Skip the images and print the listing exactly.

RECORDS SUPPLIED:
=====
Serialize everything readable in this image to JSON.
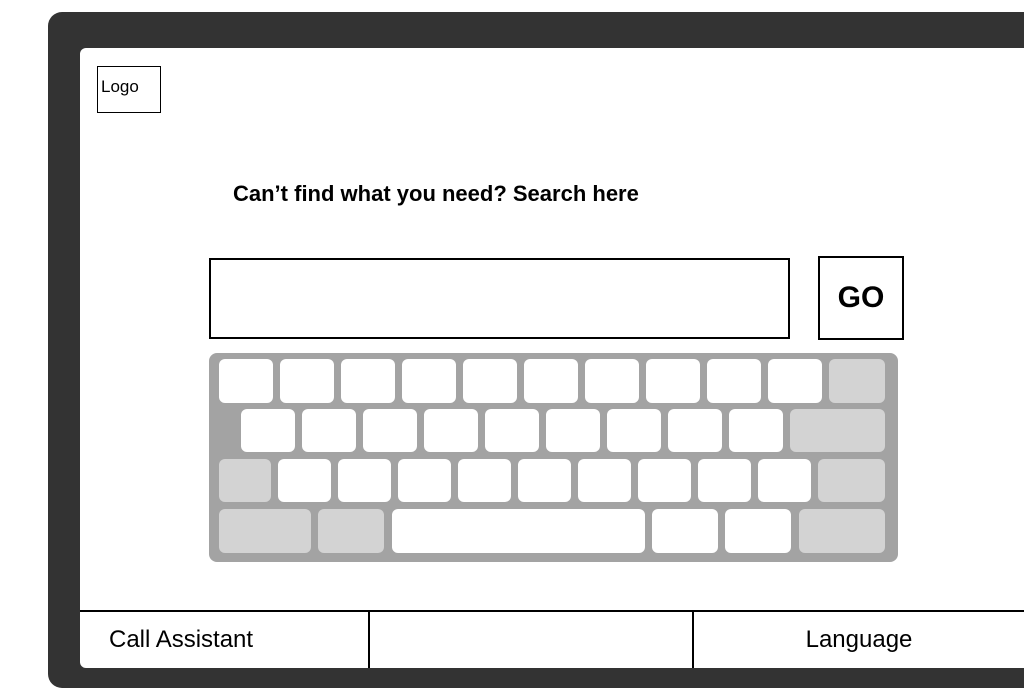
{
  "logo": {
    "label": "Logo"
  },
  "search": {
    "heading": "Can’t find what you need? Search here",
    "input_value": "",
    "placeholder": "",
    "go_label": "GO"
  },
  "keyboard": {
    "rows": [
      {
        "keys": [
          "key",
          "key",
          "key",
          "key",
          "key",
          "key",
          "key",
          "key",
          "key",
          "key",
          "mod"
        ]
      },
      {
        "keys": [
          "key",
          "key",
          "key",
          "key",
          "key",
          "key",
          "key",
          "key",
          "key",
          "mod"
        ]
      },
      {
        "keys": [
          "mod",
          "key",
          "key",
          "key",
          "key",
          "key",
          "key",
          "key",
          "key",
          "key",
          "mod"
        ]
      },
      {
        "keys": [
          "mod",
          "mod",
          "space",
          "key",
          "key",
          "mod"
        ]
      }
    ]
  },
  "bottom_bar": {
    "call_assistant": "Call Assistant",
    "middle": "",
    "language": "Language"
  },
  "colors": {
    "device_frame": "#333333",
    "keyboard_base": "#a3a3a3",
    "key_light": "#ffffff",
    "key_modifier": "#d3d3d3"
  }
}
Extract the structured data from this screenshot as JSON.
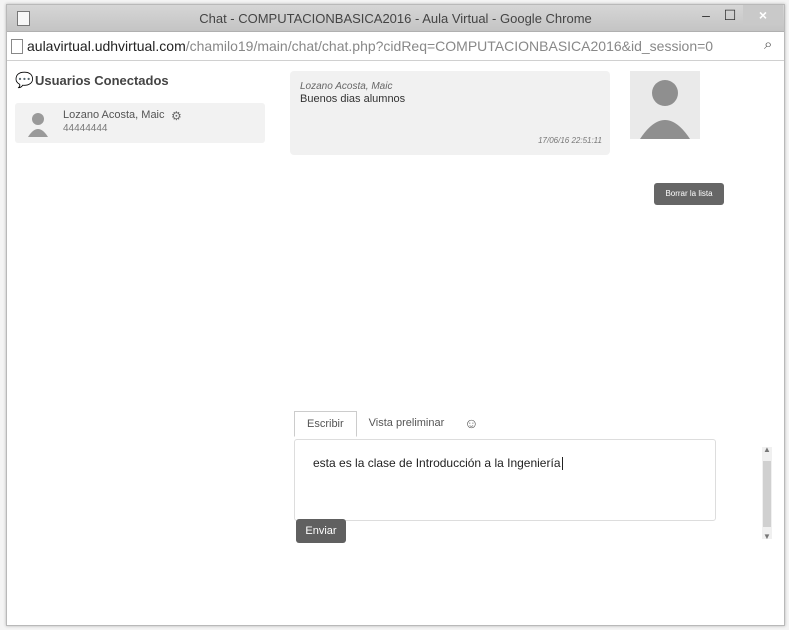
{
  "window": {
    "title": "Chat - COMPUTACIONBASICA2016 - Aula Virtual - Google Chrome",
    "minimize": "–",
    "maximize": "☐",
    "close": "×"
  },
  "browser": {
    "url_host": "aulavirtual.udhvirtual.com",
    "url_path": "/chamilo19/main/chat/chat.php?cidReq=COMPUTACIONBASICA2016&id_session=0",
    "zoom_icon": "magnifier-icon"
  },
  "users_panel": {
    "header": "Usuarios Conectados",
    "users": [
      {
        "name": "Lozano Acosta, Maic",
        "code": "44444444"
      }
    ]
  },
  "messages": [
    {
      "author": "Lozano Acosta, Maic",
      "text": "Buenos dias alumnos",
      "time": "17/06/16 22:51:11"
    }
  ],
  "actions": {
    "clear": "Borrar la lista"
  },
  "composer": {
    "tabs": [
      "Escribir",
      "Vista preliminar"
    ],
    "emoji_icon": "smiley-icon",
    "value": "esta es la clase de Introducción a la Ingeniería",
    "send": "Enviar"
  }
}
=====
SOLVED PROBLEM:
Serialize everything readable in this image to JSON.
{
  "logo": {
    "label": "Logo"
  },
  "search": {
    "heading": "Can’t find what you need? Search here",
    "input_value": "",
    "placeholder": "",
    "go_label": "GO"
  },
  "keyboard": {
    "rows": [
      {
        "keys": [
          "key",
          "key",
          "key",
          "key",
          "key",
          "key",
          "key",
          "key",
          "key",
          "key",
          "mod"
        ]
      },
      {
        "keys": [
          "key",
          "key",
          "key",
          "key",
          "key",
          "key",
          "key",
          "key",
          "key",
          "mod"
        ]
      },
      {
        "keys": [
          "mod",
          "key",
          "key",
          "key",
          "key",
          "key",
          "key",
          "key",
          "key",
          "key",
          "mod"
        ]
      },
      {
        "keys": [
          "mod",
          "mod",
          "space",
          "key",
          "key",
          "mod"
        ]
      }
    ]
  },
  "bottom_bar": {
    "call_assistant": "Call Assistant",
    "middle": "",
    "language": "Language"
  },
  "colors": {
    "device_frame": "#333333",
    "keyboard_base": "#a3a3a3",
    "key_light": "#ffffff",
    "key_modifier": "#d3d3d3"
  }
}
Extract the structured data from this screenshot as JSON.
{
  "window": {
    "title": "Chat - COMPUTACIONBASICA2016 - Aula Virtual - Google Chrome",
    "minimize": "–",
    "maximize": "☐",
    "close": "×"
  },
  "browser": {
    "url_host": "aulavirtual.udhvirtual.com",
    "url_path": "/chamilo19/main/chat/chat.php?cidReq=COMPUTACIONBASICA2016&id_session=0",
    "zoom_icon": "magnifier-icon"
  },
  "users_panel": {
    "header": "Usuarios Conectados",
    "users": [
      {
        "name": "Lozano Acosta, Maic",
        "code": "44444444"
      }
    ]
  },
  "messages": [
    {
      "author": "Lozano Acosta, Maic",
      "text": "Buenos dias alumnos",
      "time": "17/06/16 22:51:11"
    }
  ],
  "actions": {
    "clear": "Borrar la lista"
  },
  "composer": {
    "tabs": [
      "Escribir",
      "Vista preliminar"
    ],
    "emoji_icon": "smiley-icon",
    "value": "esta es la clase de Introducción a la Ingeniería",
    "send": "Enviar"
  }
}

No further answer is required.